**Records provided**.
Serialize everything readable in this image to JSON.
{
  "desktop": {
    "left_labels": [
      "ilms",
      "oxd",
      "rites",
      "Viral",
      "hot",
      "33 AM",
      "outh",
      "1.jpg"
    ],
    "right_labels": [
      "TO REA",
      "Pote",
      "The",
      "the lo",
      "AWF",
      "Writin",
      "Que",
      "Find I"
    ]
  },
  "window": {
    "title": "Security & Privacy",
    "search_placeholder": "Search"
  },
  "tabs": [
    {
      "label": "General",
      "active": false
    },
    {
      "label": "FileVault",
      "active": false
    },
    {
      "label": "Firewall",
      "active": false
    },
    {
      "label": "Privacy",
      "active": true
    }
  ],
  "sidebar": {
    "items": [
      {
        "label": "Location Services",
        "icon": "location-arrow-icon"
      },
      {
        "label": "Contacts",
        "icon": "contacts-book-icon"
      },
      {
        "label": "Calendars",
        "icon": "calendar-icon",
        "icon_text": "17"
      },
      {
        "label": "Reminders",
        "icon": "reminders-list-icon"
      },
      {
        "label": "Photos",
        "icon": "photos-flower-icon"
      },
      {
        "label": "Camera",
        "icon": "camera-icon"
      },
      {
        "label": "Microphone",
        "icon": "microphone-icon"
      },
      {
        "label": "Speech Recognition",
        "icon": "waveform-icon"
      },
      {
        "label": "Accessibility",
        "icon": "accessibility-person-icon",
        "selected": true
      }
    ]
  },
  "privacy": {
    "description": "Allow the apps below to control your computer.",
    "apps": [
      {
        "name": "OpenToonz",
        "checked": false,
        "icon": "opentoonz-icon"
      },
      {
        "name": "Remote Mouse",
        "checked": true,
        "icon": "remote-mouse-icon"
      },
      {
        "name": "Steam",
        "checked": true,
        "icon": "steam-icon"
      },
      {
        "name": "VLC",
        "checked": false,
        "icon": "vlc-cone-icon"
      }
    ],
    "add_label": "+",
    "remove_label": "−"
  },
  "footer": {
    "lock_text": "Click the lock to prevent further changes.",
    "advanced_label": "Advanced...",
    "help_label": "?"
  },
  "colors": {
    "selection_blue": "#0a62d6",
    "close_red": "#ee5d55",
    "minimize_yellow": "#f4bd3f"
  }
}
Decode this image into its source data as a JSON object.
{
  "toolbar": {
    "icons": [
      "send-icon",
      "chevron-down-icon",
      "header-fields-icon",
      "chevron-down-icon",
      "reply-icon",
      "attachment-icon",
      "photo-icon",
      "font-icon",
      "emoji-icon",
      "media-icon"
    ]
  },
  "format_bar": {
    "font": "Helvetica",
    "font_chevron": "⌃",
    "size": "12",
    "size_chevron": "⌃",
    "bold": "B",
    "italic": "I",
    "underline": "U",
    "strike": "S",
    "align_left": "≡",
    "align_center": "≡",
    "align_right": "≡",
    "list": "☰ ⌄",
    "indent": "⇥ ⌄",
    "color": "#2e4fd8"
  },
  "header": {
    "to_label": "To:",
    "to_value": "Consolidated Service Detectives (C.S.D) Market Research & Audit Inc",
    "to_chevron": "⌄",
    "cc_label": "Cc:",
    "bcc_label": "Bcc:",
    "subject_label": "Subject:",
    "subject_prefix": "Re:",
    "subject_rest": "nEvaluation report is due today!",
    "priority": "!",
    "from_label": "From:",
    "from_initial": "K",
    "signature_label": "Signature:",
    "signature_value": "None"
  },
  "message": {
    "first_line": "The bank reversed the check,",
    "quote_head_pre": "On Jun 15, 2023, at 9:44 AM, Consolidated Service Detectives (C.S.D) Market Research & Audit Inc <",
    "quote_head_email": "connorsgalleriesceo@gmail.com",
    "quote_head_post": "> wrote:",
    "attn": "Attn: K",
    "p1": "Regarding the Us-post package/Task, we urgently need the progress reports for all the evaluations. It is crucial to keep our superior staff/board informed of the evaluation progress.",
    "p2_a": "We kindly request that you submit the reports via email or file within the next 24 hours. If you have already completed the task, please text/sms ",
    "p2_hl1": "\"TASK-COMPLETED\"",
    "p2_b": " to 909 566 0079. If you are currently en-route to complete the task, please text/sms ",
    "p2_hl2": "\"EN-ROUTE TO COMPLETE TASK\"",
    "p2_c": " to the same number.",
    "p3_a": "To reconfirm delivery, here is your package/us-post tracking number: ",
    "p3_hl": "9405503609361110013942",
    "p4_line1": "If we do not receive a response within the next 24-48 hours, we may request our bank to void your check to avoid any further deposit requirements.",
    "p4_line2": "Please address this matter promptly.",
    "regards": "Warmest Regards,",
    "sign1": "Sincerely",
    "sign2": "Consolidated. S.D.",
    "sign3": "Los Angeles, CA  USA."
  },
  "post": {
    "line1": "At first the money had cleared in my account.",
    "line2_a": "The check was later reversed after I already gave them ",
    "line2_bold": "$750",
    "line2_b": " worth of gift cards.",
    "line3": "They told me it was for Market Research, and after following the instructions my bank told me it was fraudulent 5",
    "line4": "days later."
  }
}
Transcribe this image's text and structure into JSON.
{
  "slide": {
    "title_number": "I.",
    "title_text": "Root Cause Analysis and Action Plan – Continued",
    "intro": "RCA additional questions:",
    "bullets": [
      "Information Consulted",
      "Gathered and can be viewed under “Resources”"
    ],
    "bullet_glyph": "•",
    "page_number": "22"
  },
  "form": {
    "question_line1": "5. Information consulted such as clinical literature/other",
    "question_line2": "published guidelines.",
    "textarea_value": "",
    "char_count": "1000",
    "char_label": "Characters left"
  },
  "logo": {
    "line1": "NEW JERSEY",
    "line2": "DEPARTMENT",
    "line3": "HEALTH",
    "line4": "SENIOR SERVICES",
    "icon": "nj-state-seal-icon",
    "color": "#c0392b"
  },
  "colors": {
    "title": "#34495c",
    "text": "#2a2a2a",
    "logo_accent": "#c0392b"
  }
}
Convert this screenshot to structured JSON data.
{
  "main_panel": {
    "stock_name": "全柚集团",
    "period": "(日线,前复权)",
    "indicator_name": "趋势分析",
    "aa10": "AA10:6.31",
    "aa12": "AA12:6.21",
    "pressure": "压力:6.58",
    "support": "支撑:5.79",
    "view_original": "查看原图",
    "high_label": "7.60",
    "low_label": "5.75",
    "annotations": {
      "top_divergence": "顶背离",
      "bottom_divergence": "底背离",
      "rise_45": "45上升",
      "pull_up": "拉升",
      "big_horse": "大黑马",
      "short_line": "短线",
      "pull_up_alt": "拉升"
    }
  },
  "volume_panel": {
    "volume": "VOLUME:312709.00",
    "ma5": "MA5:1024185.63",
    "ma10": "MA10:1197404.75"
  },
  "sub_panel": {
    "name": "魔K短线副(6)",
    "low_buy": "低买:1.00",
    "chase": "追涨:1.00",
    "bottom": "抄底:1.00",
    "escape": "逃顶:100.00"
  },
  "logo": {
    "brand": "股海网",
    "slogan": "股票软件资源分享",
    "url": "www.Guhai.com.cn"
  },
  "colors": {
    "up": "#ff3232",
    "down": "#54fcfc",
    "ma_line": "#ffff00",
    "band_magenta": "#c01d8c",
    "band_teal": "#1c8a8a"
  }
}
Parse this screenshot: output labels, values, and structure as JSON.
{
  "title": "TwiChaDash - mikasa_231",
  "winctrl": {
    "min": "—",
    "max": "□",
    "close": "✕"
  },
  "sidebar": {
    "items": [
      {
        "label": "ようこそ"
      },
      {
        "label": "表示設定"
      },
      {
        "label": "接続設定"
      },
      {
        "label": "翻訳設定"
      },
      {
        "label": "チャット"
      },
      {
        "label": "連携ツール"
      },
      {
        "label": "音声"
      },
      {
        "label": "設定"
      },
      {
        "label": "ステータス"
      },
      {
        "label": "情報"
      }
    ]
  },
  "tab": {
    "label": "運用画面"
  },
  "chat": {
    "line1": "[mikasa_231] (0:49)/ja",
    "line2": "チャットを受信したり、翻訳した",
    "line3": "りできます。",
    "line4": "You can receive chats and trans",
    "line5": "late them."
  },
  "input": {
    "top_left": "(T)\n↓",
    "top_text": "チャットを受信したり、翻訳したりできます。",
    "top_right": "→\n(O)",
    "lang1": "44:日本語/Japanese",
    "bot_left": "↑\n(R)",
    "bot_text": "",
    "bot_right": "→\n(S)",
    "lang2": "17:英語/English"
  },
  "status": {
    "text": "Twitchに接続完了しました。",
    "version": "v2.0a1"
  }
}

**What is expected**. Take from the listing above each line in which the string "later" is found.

**Answer to the exercise**.
    "line2_a": "The check was later reversed after I already gave them ",
    "line4": "days later."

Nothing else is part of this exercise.